=== Directions for this task ===
Scan the records for the word "ramces". Return each line where it is found.

=== Supplied information ===
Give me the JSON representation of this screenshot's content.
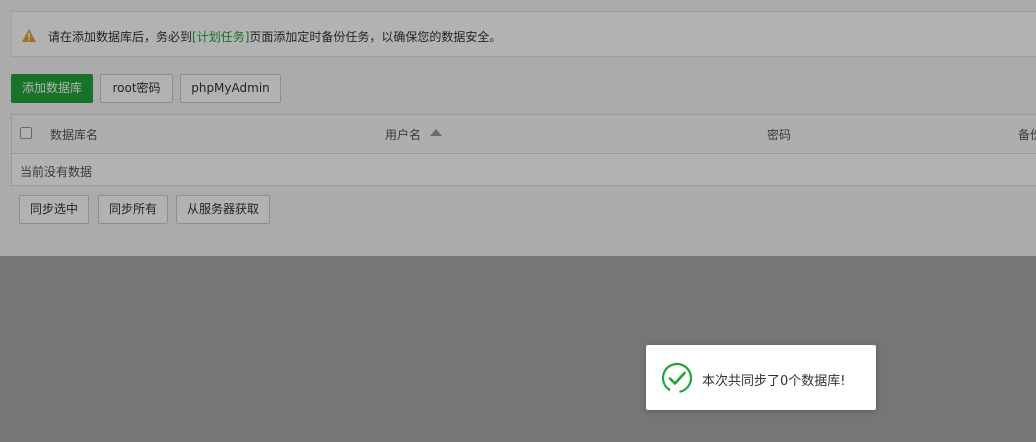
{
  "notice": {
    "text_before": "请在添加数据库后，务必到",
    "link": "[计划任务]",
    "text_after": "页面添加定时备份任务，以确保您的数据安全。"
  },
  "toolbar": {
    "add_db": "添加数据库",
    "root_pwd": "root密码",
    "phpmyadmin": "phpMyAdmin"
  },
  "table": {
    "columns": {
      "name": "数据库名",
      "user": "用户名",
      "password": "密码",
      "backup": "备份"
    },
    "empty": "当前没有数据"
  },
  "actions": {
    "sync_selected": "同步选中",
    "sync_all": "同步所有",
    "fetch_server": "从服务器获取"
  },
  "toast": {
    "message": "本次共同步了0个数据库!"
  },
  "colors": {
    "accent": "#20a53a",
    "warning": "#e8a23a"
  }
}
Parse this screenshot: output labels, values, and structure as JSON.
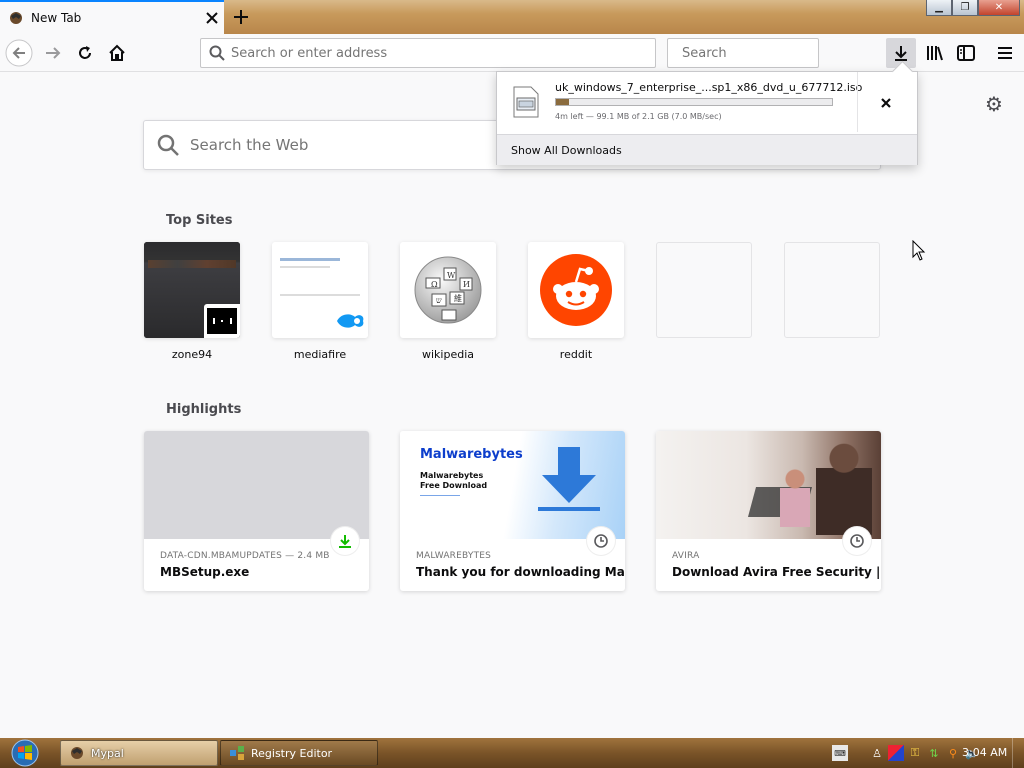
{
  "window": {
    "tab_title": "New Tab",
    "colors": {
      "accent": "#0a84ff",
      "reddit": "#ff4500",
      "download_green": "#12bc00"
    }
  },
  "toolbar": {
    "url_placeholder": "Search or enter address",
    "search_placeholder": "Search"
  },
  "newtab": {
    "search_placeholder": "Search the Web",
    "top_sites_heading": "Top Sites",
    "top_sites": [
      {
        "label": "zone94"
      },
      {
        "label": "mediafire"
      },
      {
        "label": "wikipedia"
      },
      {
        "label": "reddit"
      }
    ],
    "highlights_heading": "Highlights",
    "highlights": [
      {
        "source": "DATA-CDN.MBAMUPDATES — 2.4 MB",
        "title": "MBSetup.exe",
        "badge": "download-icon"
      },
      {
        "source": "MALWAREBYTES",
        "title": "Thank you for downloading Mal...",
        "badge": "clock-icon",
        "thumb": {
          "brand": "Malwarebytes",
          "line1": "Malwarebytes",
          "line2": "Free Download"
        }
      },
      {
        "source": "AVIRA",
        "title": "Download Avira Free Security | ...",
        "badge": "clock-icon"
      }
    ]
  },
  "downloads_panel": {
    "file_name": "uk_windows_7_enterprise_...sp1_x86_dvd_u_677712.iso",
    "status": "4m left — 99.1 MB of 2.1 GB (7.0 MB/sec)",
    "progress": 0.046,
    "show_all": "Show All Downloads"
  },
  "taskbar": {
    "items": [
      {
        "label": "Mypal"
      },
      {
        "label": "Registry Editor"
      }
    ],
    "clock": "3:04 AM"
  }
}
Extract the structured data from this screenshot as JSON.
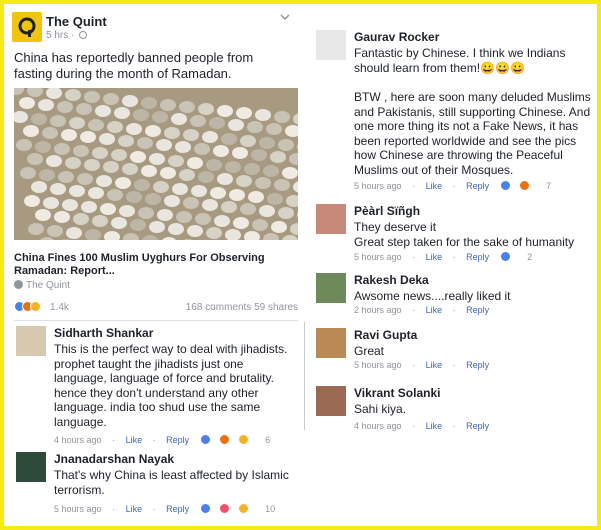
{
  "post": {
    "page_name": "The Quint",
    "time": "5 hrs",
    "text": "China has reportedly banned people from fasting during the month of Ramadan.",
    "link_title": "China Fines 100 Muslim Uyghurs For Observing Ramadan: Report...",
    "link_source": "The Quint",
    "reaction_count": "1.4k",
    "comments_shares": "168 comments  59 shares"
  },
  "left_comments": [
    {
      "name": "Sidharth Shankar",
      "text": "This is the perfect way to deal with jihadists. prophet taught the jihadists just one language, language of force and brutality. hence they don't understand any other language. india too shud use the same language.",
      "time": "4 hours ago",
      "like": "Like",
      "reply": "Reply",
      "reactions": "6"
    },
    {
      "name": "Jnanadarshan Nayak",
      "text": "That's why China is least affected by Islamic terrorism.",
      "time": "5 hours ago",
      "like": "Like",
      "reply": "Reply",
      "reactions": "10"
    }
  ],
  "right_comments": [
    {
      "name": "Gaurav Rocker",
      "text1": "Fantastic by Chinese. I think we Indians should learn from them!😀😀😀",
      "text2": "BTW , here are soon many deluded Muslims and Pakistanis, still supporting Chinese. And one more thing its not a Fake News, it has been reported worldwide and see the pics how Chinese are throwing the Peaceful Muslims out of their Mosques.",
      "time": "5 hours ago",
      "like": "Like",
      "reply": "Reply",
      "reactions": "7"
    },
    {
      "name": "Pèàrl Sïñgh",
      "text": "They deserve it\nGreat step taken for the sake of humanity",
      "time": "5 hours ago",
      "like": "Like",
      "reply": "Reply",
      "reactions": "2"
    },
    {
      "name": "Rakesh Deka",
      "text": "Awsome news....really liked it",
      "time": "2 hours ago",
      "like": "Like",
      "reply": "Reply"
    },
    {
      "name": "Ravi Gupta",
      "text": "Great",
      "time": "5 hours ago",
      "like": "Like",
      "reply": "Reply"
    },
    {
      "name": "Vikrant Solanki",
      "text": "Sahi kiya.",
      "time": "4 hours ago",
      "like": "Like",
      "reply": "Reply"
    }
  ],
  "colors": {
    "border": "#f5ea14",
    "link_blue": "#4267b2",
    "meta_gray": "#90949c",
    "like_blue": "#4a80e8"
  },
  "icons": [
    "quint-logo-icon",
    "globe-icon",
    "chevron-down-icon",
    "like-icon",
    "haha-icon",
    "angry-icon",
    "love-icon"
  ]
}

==

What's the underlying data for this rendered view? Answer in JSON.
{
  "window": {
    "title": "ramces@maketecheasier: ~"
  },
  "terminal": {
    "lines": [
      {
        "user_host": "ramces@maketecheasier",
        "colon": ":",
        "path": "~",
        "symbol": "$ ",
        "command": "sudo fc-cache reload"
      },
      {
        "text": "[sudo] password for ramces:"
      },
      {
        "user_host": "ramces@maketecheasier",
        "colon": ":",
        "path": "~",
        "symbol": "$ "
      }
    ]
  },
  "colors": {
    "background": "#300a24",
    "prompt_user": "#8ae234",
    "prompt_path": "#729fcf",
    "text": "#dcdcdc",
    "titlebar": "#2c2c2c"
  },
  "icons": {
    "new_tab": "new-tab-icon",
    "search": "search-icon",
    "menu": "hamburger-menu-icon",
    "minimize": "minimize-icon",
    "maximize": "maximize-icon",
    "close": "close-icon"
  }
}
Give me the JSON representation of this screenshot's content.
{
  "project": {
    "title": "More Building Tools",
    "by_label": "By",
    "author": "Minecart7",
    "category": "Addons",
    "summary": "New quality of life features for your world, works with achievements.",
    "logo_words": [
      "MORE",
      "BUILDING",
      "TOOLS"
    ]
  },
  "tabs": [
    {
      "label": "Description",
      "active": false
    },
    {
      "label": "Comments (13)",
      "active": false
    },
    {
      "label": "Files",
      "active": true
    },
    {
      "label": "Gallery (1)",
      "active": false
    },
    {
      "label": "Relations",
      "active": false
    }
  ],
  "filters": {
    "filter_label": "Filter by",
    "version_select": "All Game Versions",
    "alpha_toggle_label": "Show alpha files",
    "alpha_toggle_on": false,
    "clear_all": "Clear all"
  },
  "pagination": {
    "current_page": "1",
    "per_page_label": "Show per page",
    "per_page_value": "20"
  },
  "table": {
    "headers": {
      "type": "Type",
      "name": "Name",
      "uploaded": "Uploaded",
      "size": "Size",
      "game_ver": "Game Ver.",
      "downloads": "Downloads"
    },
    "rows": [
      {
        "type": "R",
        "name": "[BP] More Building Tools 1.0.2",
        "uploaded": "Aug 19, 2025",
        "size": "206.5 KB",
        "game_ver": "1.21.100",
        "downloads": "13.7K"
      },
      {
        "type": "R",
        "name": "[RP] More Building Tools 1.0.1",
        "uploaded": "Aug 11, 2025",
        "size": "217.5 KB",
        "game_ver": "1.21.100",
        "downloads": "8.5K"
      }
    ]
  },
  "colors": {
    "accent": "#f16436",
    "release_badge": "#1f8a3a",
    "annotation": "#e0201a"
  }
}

=== Answer area ===
    "title": "ramces@maketecheasier: ~"
        "user_host": "ramces@maketecheasier",
        "text": "[sudo] password for ramces:"
        "user_host": "ramces@maketecheasier",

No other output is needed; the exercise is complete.